Capture volume control may not be available by default for digital inputs. If you run into this issue, please let us know! You can also create your custom asound.conf to hopefully enable volume control for any device by replacing your /etc/asound.conf with the one below (NOTE: You must change the device name and rate to correct values for your audio capture device):

Beta feature: Asound.conf with volume control
# This file was generated by Surrogate Streamer.
# If you wish to disable the file generation,
# add the following on its own line (without the quotes):"# Surrogate ignore"
# Surrogate ignore
pcm.device{
        rate 48000
        type hw
        card MS2109
        device 0
}

pcm.softvol {
    type softvol
    slave {
        pcm "dsnooper"
    }
    control {
        name "MS2109"
        card MS2109
    }
    min_dB -5.0
    max_dB 20.0
    resolution 6
}

pcm.dsnooper{
    type dsnoop
    ipc_key 2048
    ipc_perm 0666
    slave.pcm "device"
}
pcm.!default{
    type plug
    slave.pcm "softvol"
}

Example asound conf file

An example of what /etc/asound.conf generated by the surrogate streamer should look like.

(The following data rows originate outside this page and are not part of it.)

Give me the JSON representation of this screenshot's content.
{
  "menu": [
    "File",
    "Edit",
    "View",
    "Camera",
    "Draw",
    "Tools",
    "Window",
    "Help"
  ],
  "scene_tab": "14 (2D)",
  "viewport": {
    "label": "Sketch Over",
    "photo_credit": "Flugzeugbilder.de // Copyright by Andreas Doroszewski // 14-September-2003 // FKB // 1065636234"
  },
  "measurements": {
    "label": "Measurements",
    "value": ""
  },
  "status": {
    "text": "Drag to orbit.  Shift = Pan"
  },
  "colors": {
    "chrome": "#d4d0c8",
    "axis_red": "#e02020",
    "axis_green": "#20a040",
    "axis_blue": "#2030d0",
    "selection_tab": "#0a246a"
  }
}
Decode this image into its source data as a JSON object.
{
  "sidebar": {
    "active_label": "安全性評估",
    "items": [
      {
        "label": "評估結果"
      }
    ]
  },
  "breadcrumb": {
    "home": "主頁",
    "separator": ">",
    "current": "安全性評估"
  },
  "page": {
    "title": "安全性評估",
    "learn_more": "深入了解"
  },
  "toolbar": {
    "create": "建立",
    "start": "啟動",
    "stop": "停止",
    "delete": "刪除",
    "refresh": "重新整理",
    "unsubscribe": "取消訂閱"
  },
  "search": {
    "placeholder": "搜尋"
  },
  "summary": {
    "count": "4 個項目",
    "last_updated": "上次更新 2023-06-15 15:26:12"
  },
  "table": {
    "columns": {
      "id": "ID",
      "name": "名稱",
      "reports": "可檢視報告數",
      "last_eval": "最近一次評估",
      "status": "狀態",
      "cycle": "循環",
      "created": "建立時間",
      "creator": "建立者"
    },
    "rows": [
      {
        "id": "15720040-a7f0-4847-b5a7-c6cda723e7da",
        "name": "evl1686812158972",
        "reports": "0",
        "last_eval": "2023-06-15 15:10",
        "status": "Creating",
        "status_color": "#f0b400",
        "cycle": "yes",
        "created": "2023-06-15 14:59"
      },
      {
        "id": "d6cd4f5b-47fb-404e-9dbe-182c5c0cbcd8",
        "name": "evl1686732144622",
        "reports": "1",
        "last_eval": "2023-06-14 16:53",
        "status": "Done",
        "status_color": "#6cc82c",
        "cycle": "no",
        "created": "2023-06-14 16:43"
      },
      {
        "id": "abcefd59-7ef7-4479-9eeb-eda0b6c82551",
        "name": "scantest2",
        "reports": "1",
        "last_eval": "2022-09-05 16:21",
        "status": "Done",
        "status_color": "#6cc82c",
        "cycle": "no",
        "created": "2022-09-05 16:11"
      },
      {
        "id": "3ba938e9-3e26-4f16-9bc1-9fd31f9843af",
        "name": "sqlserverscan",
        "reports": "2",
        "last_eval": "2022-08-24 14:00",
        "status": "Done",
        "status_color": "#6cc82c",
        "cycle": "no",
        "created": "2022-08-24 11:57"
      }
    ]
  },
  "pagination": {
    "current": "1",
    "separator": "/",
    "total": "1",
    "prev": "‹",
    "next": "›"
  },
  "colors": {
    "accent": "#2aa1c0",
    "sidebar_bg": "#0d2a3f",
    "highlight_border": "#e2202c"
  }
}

The rate and card should match the audio capture device you wish to use.

# This file was generated by Surrogate Streamer.
# If you wish to disable the file generation,
# add the following on its own line (without the quotes):"# Surrogate ignore"
pcm.device{
        rate 44100
        type hw
        card Headset
        device 0
}

pcm.dsnooper{
    type dsnoop
    ipc_key 2048

    ipc_perm 0666
    slave.pcm "device"
}
pcm.!default{
    type plug
    slave.pcm "dsnooper"

Custom audio configuration

Warning: this requires tinkering with the asound.conf configuration file, which can be tricky. You will have to do the required research yourself.

The audio source of the streamer and the watcher stream is the default audio device of ALSA. All the audio device configuration is eventually done through the automatically generated /etc/asound.conf file. Thus, if you want to have a more complex audio system and are prepared to do the work, you are free to create your own asound.conf file. To disable the automatic generation of the asound.conf file, see Disabling asound.conf generation.